Letters To My City (2019)

Through a tremendous last couple of weeks between the Los Angeles Review of Books workshop, the new Los Cuentos Book Club, and more for your truly, I just finished Mike the Poet’s L.A.’s Letters to My City. By the turn of the final page, I both see it and hear it. Sonsken’s ‘letters’ are not just prose, but also songs from the heart to all comers. Most of all, they’re a tribute to those who’ve been here, as Sonsken shows no fear celebrating L.A.’s Black, Indigenous, Asian, Native & Latinx roots. His book can thus be though of as an invitation for all poets, writers, and anyone interested in uplifting this city and keeping its history sacred to tag along for the ride.

Sonsken’s writing also consistently understands that he’s not the guiding hand, but that his is one led by the voices of others, those around him to uncover or pay heed to the roots. Sonsken’s work therefore comes off as a round-table discussion, a gathering of minds from across L.A., but abundant especially with folks from the South and East sides, as well as with folks from less discussed “L.A.” like Long Beach, Oxnard and even Cerritos and the OC. It is a call for Los Angeles’s artists and all creators to come together with major respect to the city, to the communities, for the stories, which form the heartbeat of this sometimes totally cruel, sometimes surreal town. Los Cuentos sees this, and I look forward to passing Mike’s book along to the next generation of historians with major visions for our city.

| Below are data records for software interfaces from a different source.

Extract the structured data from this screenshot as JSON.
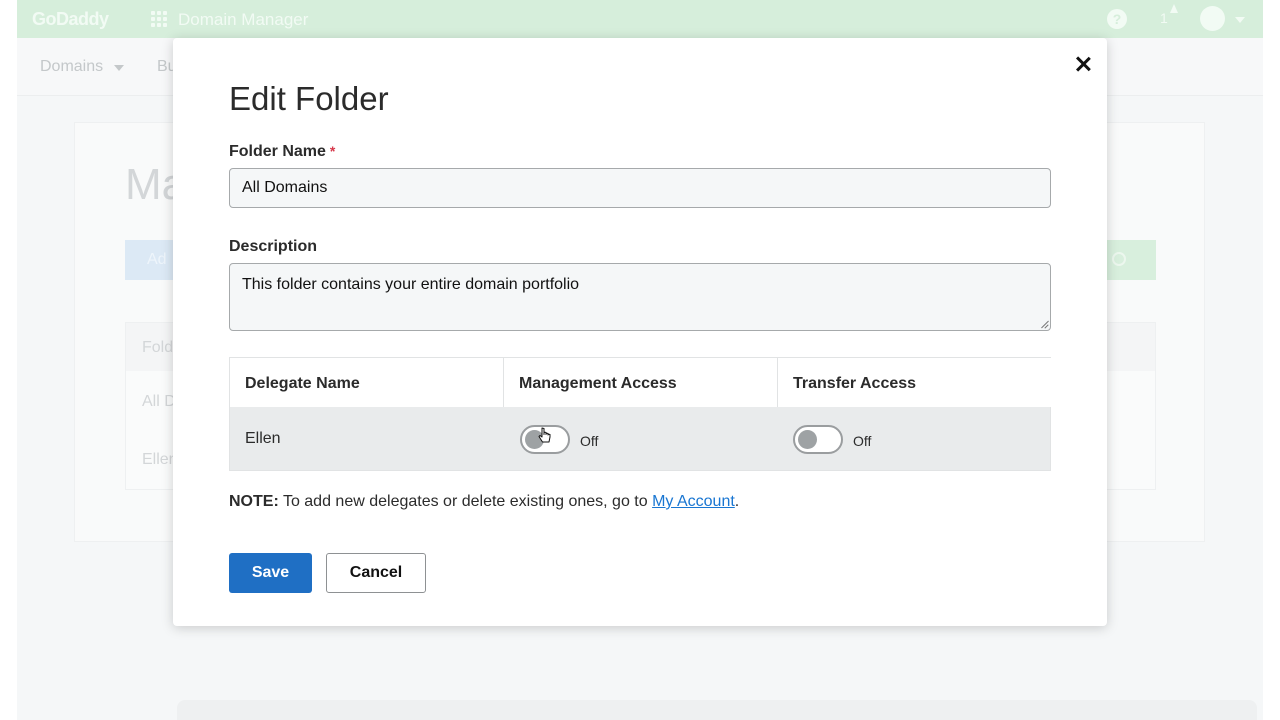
{
  "background": {
    "logo": "GoDaddy",
    "app_name": "Domain Manager",
    "notification_count": "1",
    "subnav": {
      "domains": "Domains",
      "second": "Bu"
    },
    "page_title": "Ma",
    "add_button": "Ad",
    "table": {
      "header": "Fold",
      "row1": "All D",
      "row2": "Ellen"
    }
  },
  "modal": {
    "title": "Edit Folder",
    "folder_name": {
      "label": "Folder Name",
      "required_mark": "*",
      "value": "All Domains"
    },
    "description": {
      "label": "Description",
      "value": "This folder contains your entire domain portfolio"
    },
    "delegates": {
      "columns": [
        "Delegate Name",
        "Management Access",
        "Transfer Access"
      ],
      "rows": [
        {
          "name": "Ellen",
          "management_access": "Off",
          "transfer_access": "Off"
        }
      ]
    },
    "note": {
      "prefix": "NOTE:",
      "text": " To add new delegates or delete existing ones, go to ",
      "link": "My Account",
      "suffix": "."
    },
    "save_label": "Save",
    "cancel_label": "Cancel"
  },
  "colors": {
    "primary_button": "#1f6fc4",
    "link": "#1976d2",
    "required": "#d6384a",
    "topbar": "#d6eedb"
  },
  "icons": [
    "apps-grid-icon",
    "help-icon",
    "bell-icon",
    "user-avatar-icon",
    "caret-down-icon",
    "search-icon",
    "close-icon",
    "pointer-cursor-icon",
    "resize-grip-icon"
  ]
}
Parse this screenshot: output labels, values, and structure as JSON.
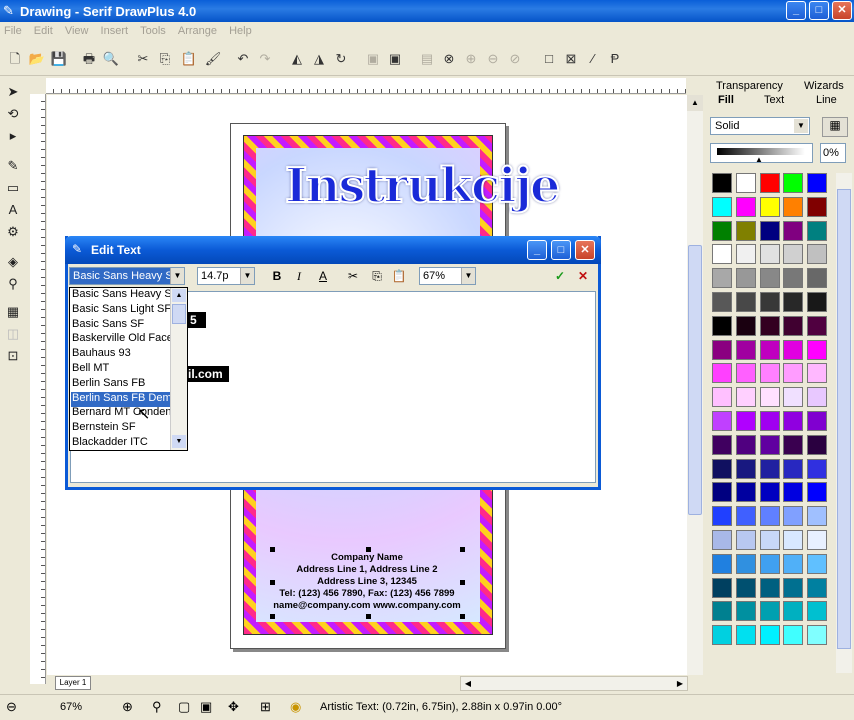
{
  "window": {
    "title": "Drawing - Serif DrawPlus 4.0"
  },
  "menu": [
    "File",
    "Edit",
    "View",
    "Insert",
    "Tools",
    "Arrange",
    "Help"
  ],
  "canvas": {
    "headline": "Instrukcije",
    "snippet_top": "5",
    "snippet_mid": "il.com",
    "address_lines": [
      "Company Name",
      "Address Line 1, Address Line 2",
      "Address Line 3, 12345",
      "Tel: (123) 456 7890, Fax: (123) 456 7899",
      "name@company.com  www.company.com"
    ],
    "layer_tab": "Layer 1"
  },
  "panel": {
    "tabs_top": [
      "Transparency",
      "Wizards"
    ],
    "tabs_bottom": [
      "Fill",
      "Text",
      "Line"
    ],
    "fill_type": "Solid",
    "opacity": "0%",
    "swatch_colors": [
      "#000000",
      "#ffffff",
      "#ff0000",
      "#00ff00",
      "#0000ff",
      "#00ffff",
      "#ff00ff",
      "#ffff00",
      "#ff8000",
      "#800000",
      "#008000",
      "#808000",
      "#000080",
      "#800080",
      "#008080",
      "#ffffff",
      "#f0f0f0",
      "#e0e0e0",
      "#d0d0d0",
      "#c0c0c0",
      "#a8a8a8",
      "#989898",
      "#888888",
      "#787878",
      "#686868",
      "#585858",
      "#484848",
      "#383838",
      "#282828",
      "#181818",
      "#000000",
      "#1a0010",
      "#330020",
      "#400030",
      "#500040",
      "#8a0080",
      "#a000a0",
      "#c000c0",
      "#e000e0",
      "#ff00ff",
      "#ff40ff",
      "#ff60ff",
      "#ff80ff",
      "#ff9cff",
      "#ffb8ff",
      "#ffc0ff",
      "#ffd0ff",
      "#ffe0ff",
      "#f0e0ff",
      "#e8c8ff",
      "#c040ff",
      "#b000ff",
      "#a000f0",
      "#9000e0",
      "#8000d0",
      "#400060",
      "#500080",
      "#6000a0",
      "#3a0050",
      "#2a0040",
      "#101060",
      "#181880",
      "#2020a0",
      "#2828c0",
      "#3030e0",
      "#000080",
      "#0000a0",
      "#0000c0",
      "#0000e0",
      "#0000ff",
      "#2040ff",
      "#4060ff",
      "#6080ff",
      "#80a0ff",
      "#a0c0ff",
      "#a8b8e8",
      "#b8c8f0",
      "#c8d8f8",
      "#d8e8ff",
      "#e8f0ff",
      "#2080e0",
      "#3090e0",
      "#40a0f0",
      "#50b0f8",
      "#60c0ff",
      "#004060",
      "#005070",
      "#006080",
      "#007090",
      "#0080a0",
      "#008090",
      "#0090a0",
      "#00a0b0",
      "#00b0c0",
      "#00c0d0",
      "#00d0e0",
      "#00e0f0",
      "#00f0ff",
      "#40ffff",
      "#80ffff"
    ]
  },
  "dialog": {
    "title": "Edit Text",
    "font": "Basic Sans Heavy SF",
    "size": "14.7p",
    "zoom": "67%",
    "fonts": [
      "Basic Sans Heavy SF",
      "Basic Sans Light SF",
      "Basic Sans SF",
      "Baskerville Old Face",
      "Bauhaus 93",
      "Bell MT",
      "Berlin Sans FB",
      "Berlin Sans FB Demi",
      "Bernard MT Condensed",
      "Bernstein SF",
      "Blackadder ITC"
    ],
    "selected_font": "Berlin Sans FB Demi"
  },
  "status": {
    "zoom": "67%",
    "message": "Artistic Text: (0.72in, 6.75in), 2.88in x 0.97in 0.00°"
  }
}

Towards the end the book also leads to more questions. For one, I found myself reflecting on reparations awarded to Japanese-Americans in Los Angeles who faced internment. In a closing vignette on Little Tokyo’s history and a Buddhist temple in the area Mike writes:

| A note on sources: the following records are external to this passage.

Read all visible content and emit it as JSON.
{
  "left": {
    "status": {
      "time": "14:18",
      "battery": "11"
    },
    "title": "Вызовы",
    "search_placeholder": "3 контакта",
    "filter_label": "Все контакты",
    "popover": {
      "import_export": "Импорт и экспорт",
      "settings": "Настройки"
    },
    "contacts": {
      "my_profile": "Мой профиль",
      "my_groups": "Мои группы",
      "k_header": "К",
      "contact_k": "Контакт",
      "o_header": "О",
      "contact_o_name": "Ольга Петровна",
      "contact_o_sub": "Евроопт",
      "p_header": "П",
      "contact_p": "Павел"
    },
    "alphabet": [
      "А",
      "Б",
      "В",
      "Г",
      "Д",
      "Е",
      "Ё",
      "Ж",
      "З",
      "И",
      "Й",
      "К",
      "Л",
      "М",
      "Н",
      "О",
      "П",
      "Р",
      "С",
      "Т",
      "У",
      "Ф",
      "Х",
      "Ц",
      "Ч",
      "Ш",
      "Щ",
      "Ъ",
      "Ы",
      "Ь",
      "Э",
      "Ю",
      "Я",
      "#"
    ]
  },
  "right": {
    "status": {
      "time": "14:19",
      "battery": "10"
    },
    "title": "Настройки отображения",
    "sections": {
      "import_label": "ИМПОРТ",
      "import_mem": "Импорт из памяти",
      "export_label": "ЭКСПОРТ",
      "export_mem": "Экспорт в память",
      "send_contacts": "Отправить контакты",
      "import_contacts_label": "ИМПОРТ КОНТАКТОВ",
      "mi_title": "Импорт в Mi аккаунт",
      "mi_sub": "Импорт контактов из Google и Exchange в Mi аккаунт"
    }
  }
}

A key component of Japanese religion and culture is the idea of ancestor veneration, essentially the idea of gratitude to your family and specifically appreciating one’s ancestors.

I thought then of the enslaved, and those whose lives were uprooted and taken by genocide and U.S. imperialism. I seriously wondered: where is the discussion in L.A. on reparations for African-American, Native, and also Mexican bodies? These are our ancestors, and there are more, in and even beyond America. I believe Sonsken would agree for a need to come together and discuss it, and that, at least in L.A., his book is certainly one way to start.

J.T.

The official flyer for the first ever Los Cuentos Summer Book Club

Our Third Meeting For The New Los Cuentos Summer Book Club with J.T. Takes Place Tonight

For the third week in a row our team reconnects to discuss our latest reflections on LA SIGUANABA and The Magical Loroco. Discussion items will include the way literature acts as a form of escapism, how popular culture might influence policy decisions, and the transactional nature of politics as seen in Ertll’s SIGUANABA. Follow JIMBO TIMES on Twitter for live updates from our chat.

J.T.